Fourway Farm,
December 1, 1934.

Dear Ab,-

Well, my boy, I am pleased for everybody's sake that the latter end of your brother Joe's visit to the city seems to have past off without any further unpleasantness. Joe got home on Wednesday and he is awful enthusiastic about the good time he had and the decent way he says you treated him.

Not a word or a hint has he dropped about the way you broke loose concerning him eating hot pies in Collins Street, although I know your behaviour must have hurt him a good bit.

I think you might as well know this for your own good after the way you hit the roof in your letter about it.

I already told you what I thought of your behavior, and if you can now find something to admire in Joe's you have at least saved your face such as it is.

And I would like you to know further that although he may have an imbarrassing habit of scoffing pies in public and wearing pretty loud neck ties and being a bit careless about slinging round his haitches, your brother Joe has got a lot of instints of what we used to call a gentleman.
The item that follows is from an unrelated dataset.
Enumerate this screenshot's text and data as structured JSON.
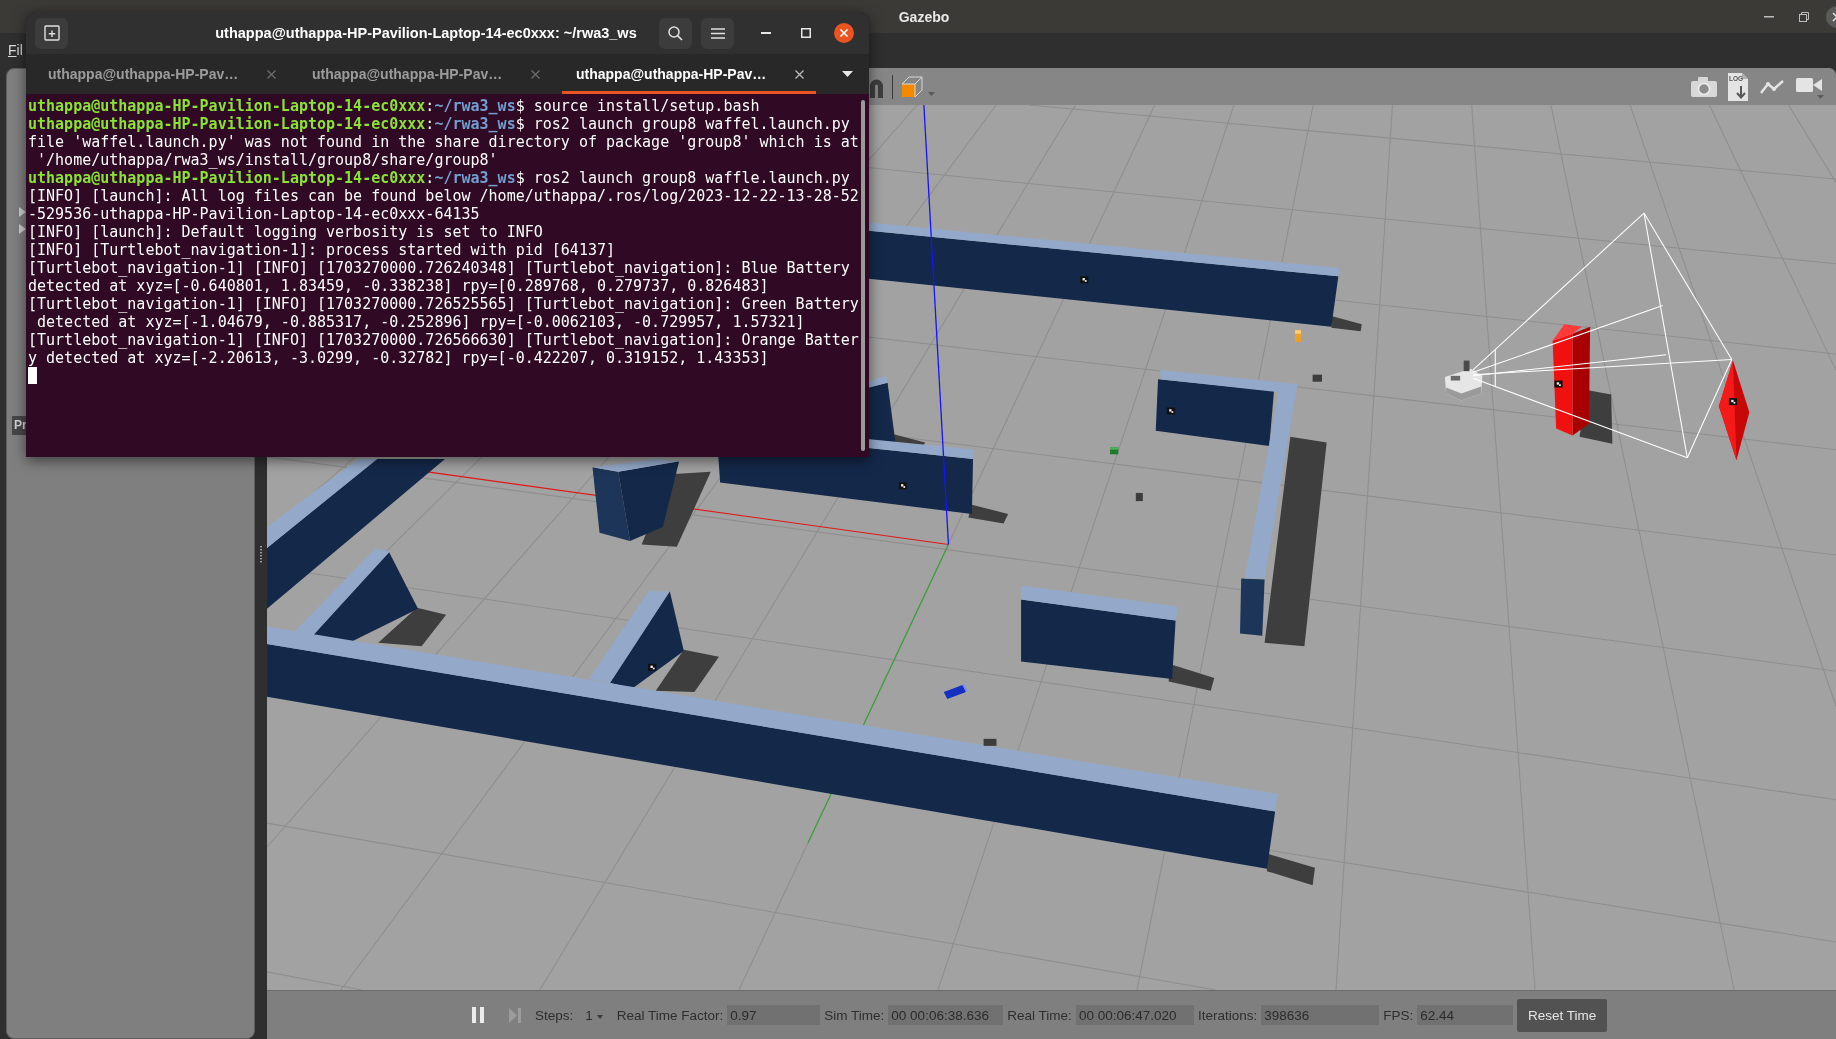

But I don't want to preach, Ab, and so fur as I am concerned from now on hot pies is off. I don't want to rub them in.

Well now, Ab, when you ask me my opinion about this here anti war business and all the fighting that has been going on about peace lately well I'm afraid I ain't handing out any advise about that at present not having any of the facks to chew over.

But taking the matter by and large it seems to me that pretty near everybody in the world is pretty strong for peace these days, and what we got to fear most now is the other fella's fear of us.

It do seem ridiclis, but many a fight has been started before today because the peaceable fella wot start it had a mistaken idear the other fella was going to stouch him if he didn't stouch the other fella first.

Seems to me the world has got that way now with its guns and gasses and gosh knows what that no nation is game to start a war for fear it would pretty sure be the first to get it in the neck.

But the world is still full of fools, even in high places, so you never know.

It is wot the politicians calls a very complicated question, and a poor working farmer like meself don't fell compitint to lay down no laws.

I am all out baldheaded for peace myself, but I ain't yelling out loud about it for fear I might start an argymint and have to push in some fella's face to make him see sense and be peaceable like me.

So if you want to join one of them peace societies you got to decide off your own hook, and all I can say is that, looking back through life, I have found that about the best way to keep peace is to keep your temper.

And about the surest way to start a fight is to tell the other fella he ain't peaceable.

Meantime your ma and me hopes you will choose for the best and that you will not go getting any black eyes in the cause of goodwill among men.

Love from all at home.

Your aff. father.

Herald, 3 December 1934, p6

Copyright © Perry Middlemiss 2004